Browse Prior Art Database

Self-Instructing Stepping Motors for Automation System

IP.com Disclosure Number: IPCOM000041816D
Original Publication Date: 1984-Mar-01
Included in the Prior Art Database: 2005-Feb-03
Document File: 2 page(s) / 74K

Publishing Venue

IBM

Related People

Begasse, P: AUTHOR

Abstract

This article relates to a system for reproducing motions, comprising self-instructing motors. Control signals for the stepping motors are generated and stored in a memory during a training phase by using the stepping motor coils as transducers. The stored signals are used during the reproduction phase to control the motors. As shown in Fig. 1, two stepping motors control the displacement of a manipulating arm. During the training phase, the arm is manually displaced following the motion to be reproduced. In each stepping motor, the inductance of each coil varies due to the rotor displacement. Each coil is arranged in an oscillating circuit, as shown in Fig. 2. The inductance variation produces a frequency variation of the oscillating circuit. The frequency variation is converted into a voltage variation through an integrator.

This text was extracted from a PDF file.
At least one non-text object (such as an image or picture) has been suppressed.
This is the abbreviated version, containing approximately 84% of the total text.

Page 1 of 2

Self-Instructing Stepping Motors for Automation System

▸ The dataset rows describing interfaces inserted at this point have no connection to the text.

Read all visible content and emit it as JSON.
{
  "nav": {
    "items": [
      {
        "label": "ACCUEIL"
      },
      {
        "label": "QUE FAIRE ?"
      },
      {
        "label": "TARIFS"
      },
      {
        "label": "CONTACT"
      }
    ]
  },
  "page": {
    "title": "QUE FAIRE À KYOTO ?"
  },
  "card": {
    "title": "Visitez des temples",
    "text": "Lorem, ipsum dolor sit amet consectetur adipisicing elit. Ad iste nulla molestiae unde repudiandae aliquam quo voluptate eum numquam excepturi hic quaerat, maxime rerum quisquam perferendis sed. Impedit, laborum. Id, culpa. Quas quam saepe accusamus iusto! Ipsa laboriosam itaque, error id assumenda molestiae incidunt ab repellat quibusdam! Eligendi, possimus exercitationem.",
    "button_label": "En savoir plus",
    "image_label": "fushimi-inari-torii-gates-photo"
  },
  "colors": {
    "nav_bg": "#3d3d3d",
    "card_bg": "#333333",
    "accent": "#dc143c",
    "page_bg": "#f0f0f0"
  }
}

This article relates to a system for reproducing motions, comprising self- instructing motors. Control signals for the stepping motors are generated and stored in a memory during a training phase by using the stepping motor coils as transducers. The stored signals are used during the reproduction phase to control the motors. As shown in Fig. 1, two stepping motors control the displacement of a manipulating arm. During the training phase, the arm is manually displaced following the motion to be reproduced. In each stepping motor, the inductance of each coil varies due to the rotor displacement. Each coil is arranged in an oscillating circuit, as shown in Fig. 2. The inductance variation produces a frequency variation of the oscillating circuit. The frequency variation is converted into a voltage variation through an integrator. The integrator output is provided to a comparator (COMP) to be compared with a threshold voltage. An integrator output higher than the threshold means that the stator is passed in front of a stator tooth. The comparator output is transferred to a latch which applies the control data to random access memory (RAM). A SYNC circuit common to both motors is provided to synchronize the motions of the motors during reproduction. This circuit which received the latch outputs provides the count-up input to address counter (CNT). Upon the occurrence of a signal from one coil, the address counter...